“Our trains start too late, and are too infrequent on Sundays”, said PTUA President Daniel Bowen.
The PTUA compared train timetables from across the country and found that Melbourne’s earliest trains into the CBD arrive later than anywhere else in Australia except Adelaide.
Median first arrival times are Sydney 5:11am, Brisbane 6:48am, Perth 7:39am, Adelaide 8:38am and Melbourne 7:56am.
“First trains arriving around 8am into Melbourne’s CBD causes a lot of problems for those working on Sunday, particularly shift workers and those in the hospitality industry, many of whom need to start work earlier.
“The train system waking up at 8am might have made sense in the 1950s, but it doesn’t in 2011.”
Mr Bowen said the trains’ late start played havoc with Melbourne’s special events calendar. “Big city events such as the Melbourne Marathon have been forced to advise thousands of participants that ‘public transport is not an option’ because they start at 7am. This causes untold traffic chaos.”

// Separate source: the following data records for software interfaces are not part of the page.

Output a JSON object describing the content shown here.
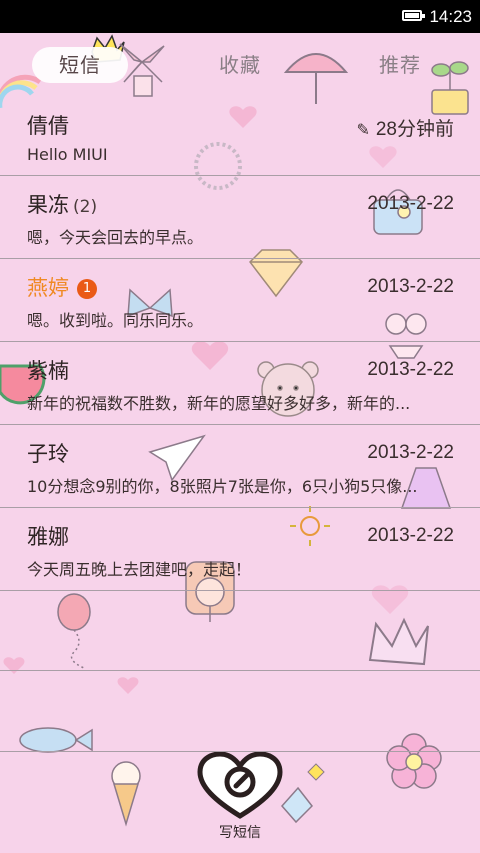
{
  "status_bar": {
    "time": "14:23"
  },
  "tabs": [
    {
      "label": "短信",
      "active": true
    },
    {
      "label": "收藏",
      "active": false
    },
    {
      "label": "推荐",
      "active": false
    }
  ],
  "conversations": [
    {
      "name": "倩倩",
      "count": "",
      "badge": "",
      "date": "28分钟前",
      "draft": true,
      "snippet": "Hello MIUI",
      "unread": false
    },
    {
      "name": "果冻",
      "count": "(2)",
      "badge": "",
      "date": "2013-2-22",
      "draft": false,
      "snippet": "嗯，今天会回去的早点。",
      "unread": false
    },
    {
      "name": "燕婷",
      "count": "",
      "badge": "1",
      "date": "2013-2-22",
      "draft": false,
      "snippet": "嗯。收到啦。同乐同乐。",
      "unread": true
    },
    {
      "name": "紫楠",
      "count": "",
      "badge": "",
      "date": "2013-2-22",
      "draft": false,
      "snippet": "新年的祝福数不胜数，新年的愿望好多好多，新年的...",
      "unread": false
    },
    {
      "name": "子玲",
      "count": "",
      "badge": "",
      "date": "2013-2-22",
      "draft": false,
      "snippet": "10分想念9别的你，8张照片7张是你，6只小狗5只像...",
      "unread": false
    },
    {
      "name": "雅娜",
      "count": "",
      "badge": "",
      "date": "2013-2-22",
      "draft": false,
      "snippet": "今天周五晚上去团建吧，走起！",
      "unread": false
    }
  ],
  "compose": {
    "label": "写短信",
    "icon": "heart-pen-icon"
  },
  "colors": {
    "background": "#f7d3ea",
    "unread_name": "#f08a24",
    "badge": "#ea5a16"
  }
}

Mr Bowen said another example was the City 2 Bay event, which started later in the morning at 8:30am, but flagged on its web site that due to train timetables, ‘time will be tight for dropping off your bags, making a toilet stop then getting to the start line’, and suggested people instead drive and park at Etihad Stadium.
“Is this really the best we can do for sports-mad Melburnians?”, said Mr Bowen. “Tell them that for getting to CBD events, public transport can’t do it, and they’ll have to battle the traffic instead? This is what trains should excel at.”

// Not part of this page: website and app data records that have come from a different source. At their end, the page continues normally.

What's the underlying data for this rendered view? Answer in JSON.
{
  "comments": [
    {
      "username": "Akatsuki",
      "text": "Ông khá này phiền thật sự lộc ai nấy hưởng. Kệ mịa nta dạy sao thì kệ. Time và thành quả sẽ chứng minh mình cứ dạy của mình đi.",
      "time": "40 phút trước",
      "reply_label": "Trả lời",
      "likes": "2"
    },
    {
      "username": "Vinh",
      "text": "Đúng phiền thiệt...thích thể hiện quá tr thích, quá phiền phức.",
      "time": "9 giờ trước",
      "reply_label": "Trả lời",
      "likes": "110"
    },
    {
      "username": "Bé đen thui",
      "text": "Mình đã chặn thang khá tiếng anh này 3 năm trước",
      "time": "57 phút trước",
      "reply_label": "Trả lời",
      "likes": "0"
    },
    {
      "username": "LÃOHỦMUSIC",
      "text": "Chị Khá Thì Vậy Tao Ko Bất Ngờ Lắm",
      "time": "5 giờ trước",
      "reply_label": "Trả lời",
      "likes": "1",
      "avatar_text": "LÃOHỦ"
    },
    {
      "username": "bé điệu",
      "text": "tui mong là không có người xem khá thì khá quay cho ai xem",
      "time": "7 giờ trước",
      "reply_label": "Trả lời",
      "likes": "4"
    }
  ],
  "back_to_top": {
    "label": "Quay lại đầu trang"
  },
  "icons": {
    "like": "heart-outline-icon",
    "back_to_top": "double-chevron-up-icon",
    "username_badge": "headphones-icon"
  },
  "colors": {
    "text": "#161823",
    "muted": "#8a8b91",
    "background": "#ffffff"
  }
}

Mr Bowen said that poor frequencies on Sundays also led to overcrowding and long waits for trains across the day.
“Trains only run every 30 to 40 minutes for most of Sunday morning, and also on Sunday nights – and the result is long waits and overcrowding. Why should someone wait 40 minutes for a train and then find they can’t even get a seat? Even the 20 minute Sunday afternoon services are now overloaded on many lines.”
Mr Bowen called for an immediate shake-up of Sunday timetables, and said that the new Public Transport Development Authority, once operating, should review weekend and holiday timetables, and ensure that services met Melbourne’s needs, with earlier services on Sundays and more frequent trains, trams and buses to cope with weekend shopping and sporting crowds and to help people get around the city and suburbs.

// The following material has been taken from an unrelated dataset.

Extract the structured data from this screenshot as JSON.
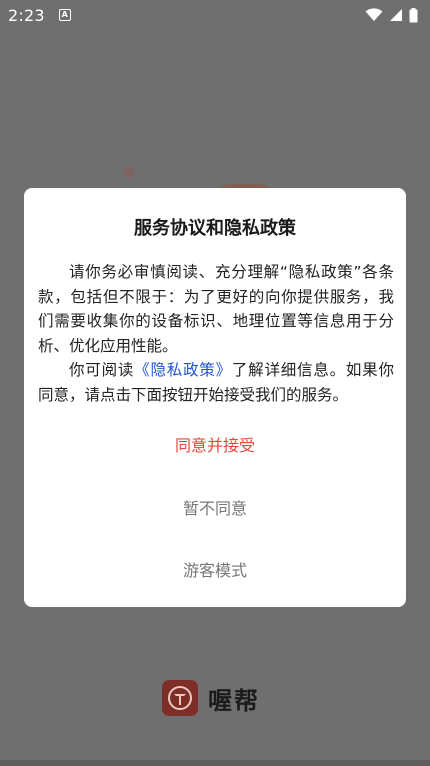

“It’s time we had public transport that met Melbourne’s needs in the 21st century”, concluded Mr Bowen.
* * *
 We compared train timetables for all capital cities in Australia with suburban train services. Services that do not run on Sundays were excluded, as were Melbourne’s Stony Point line and V/Line suburban services. First arrivals may not serve all stations. We have been generous to Melbourne and used the first CBD/loop station. For other cities we have counted the main CBD station/terminus, even if the first train called at other CBD stations first. We did not compare train frequencies, but see point 6.
 Melbourne Marathon web site, 2010
 City 2 Bay, January 2011: http://www.city2bay.com.au/Event/Transport.aspx
“Tight Train Times: Our research tells us that most trains arrive at Southern Cross Station between 7.50am and 8.10am, so time will be tight for dropping off your bags, making a toilet stop then getting to the start line.”
 http://weightloss.com.au/events/melbourne-events.html This list of fun runs includes eleven this year that start in inner-Melbourne on Sunday at or before 9am
 Sunday train overcrowding
 The Sandringham, Hurstbridge, Epping, Upfield, Craigieburn, Sydenham, Werribee and Williamstown lines run every 40 minutes on Sundays until about 10:30am. Other lines run every 30 minutes. All lines run every 20 minutes until about 7pm.
After 7pm, the Epping, Hurstbridge, Lilydale, Belgrave, Glen Waverley and Alamein lines run every 40 minutes, with last trains around 11:30pm. Other lines run every 20-30 minutes until about midnight.